_Problem description:_
Return every line of the listing that includes the string "SYSTEM".

_Provided records:_
════════════════════

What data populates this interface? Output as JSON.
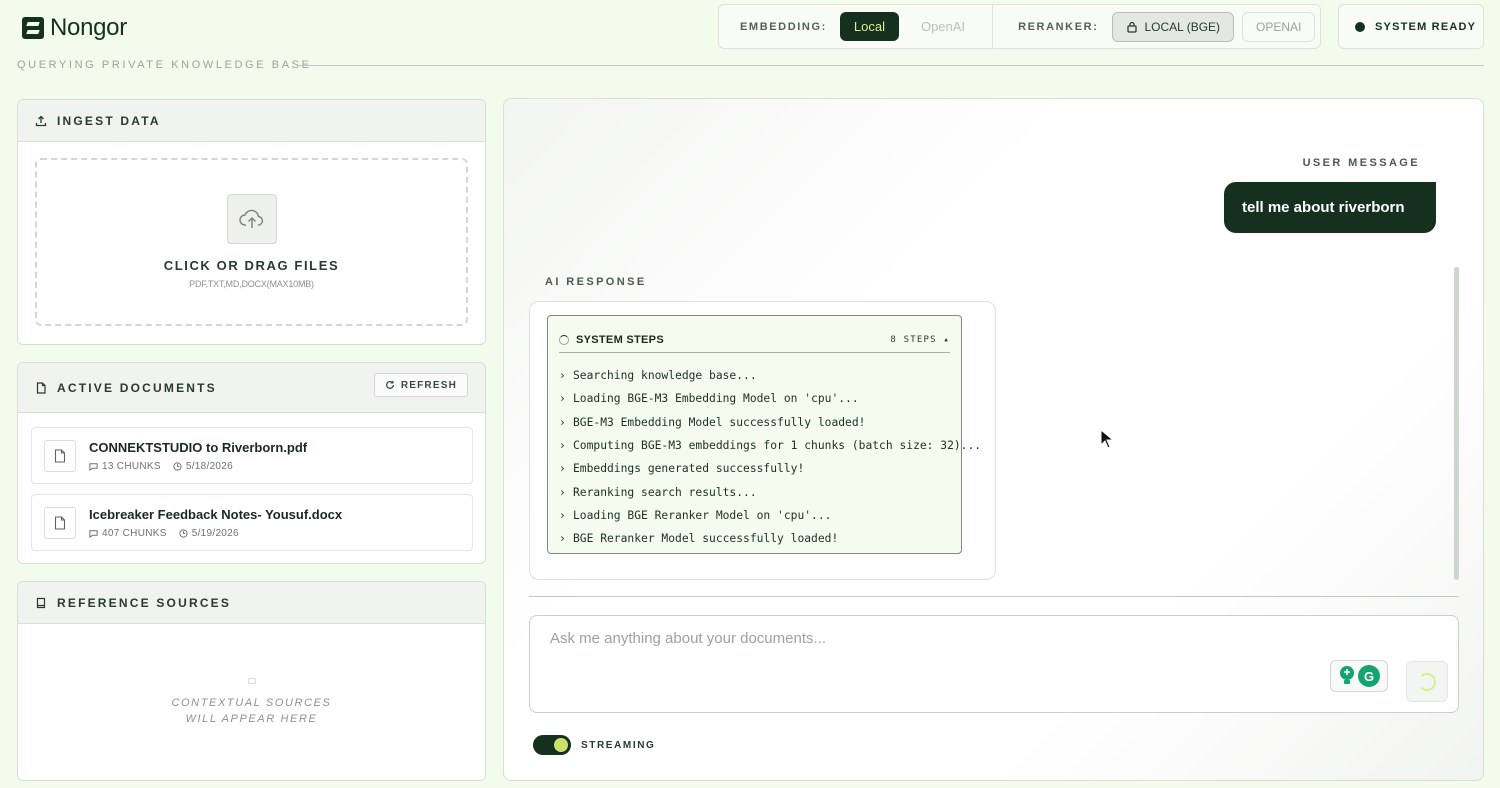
{
  "app": {
    "name": "Nongor",
    "subtitle": "Querying private knowledge base"
  },
  "config": {
    "embedding_label": "Embedding:",
    "embedding_options": [
      "Local",
      "OpenAI"
    ],
    "embedding_selected": "Local",
    "reranker_label": "Reranker:",
    "reranker_options": [
      "LOCAL (BGE)",
      "OPENAI"
    ],
    "reranker_selected": "LOCAL (BGE)"
  },
  "status": {
    "text": "SYSTEM READY",
    "color": "#16301f"
  },
  "ingest": {
    "title": "INGEST DATA",
    "drop_title": "CLICK OR DRAG FILES",
    "drop_subtitle": "PDF,TXT,MD,DOCX(MAX10MB)"
  },
  "documents": {
    "title": "ACTIVE DOCUMENTS",
    "refresh_label": "REFRESH",
    "items": [
      {
        "name": "CONNEKTSTUDIO to Riverborn.pdf",
        "chunks": "13 CHUNKS",
        "date": "5/18/2026"
      },
      {
        "name": "Icebreaker Feedback Notes- Yousuf.docx",
        "chunks": "407 CHUNKS",
        "date": "5/19/2026"
      }
    ]
  },
  "references": {
    "title": "REFERENCE SOURCES",
    "empty_line1": "CONTEXTUAL SOURCES",
    "empty_line2": "WILL APPEAR HERE"
  },
  "chat": {
    "user_label": "USER MESSAGE",
    "user_message": "tell me about riverborn",
    "ai_label": "AI RESPONSE",
    "steps_title": "SYSTEM STEPS",
    "steps_count": "8 STEPS",
    "steps": [
      "Searching knowledge base...",
      "Loading BGE-M3 Embedding Model on 'cpu'...",
      "BGE-M3 Embedding Model successfully loaded!",
      "Computing BGE-M3 embeddings for 1 chunks (batch size: 32)...",
      "Embeddings generated successfully!",
      "Reranking search results...",
      "Loading BGE Reranker Model on 'cpu'...",
      "BGE Reranker Model successfully loaded!"
    ],
    "input_placeholder": "Ask me anything about your documents...",
    "streaming_label": "STREAMING",
    "streaming_on": true
  },
  "colors": {
    "brand": "#16301f",
    "accent": "#d9ee86",
    "background": "#f3fbec"
  },
  "icons": [
    "upload-icon",
    "cloud-upload-icon",
    "file-icon",
    "refresh-icon",
    "book-icon",
    "lock-icon",
    "chunks-icon",
    "clock-icon",
    "spinner-icon",
    "chevron-right-icon",
    "grammarly-icon"
  ]
}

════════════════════

_Answer below:_
    "text": "SYSTEM READY",
    "steps_title": "SYSTEM STEPS",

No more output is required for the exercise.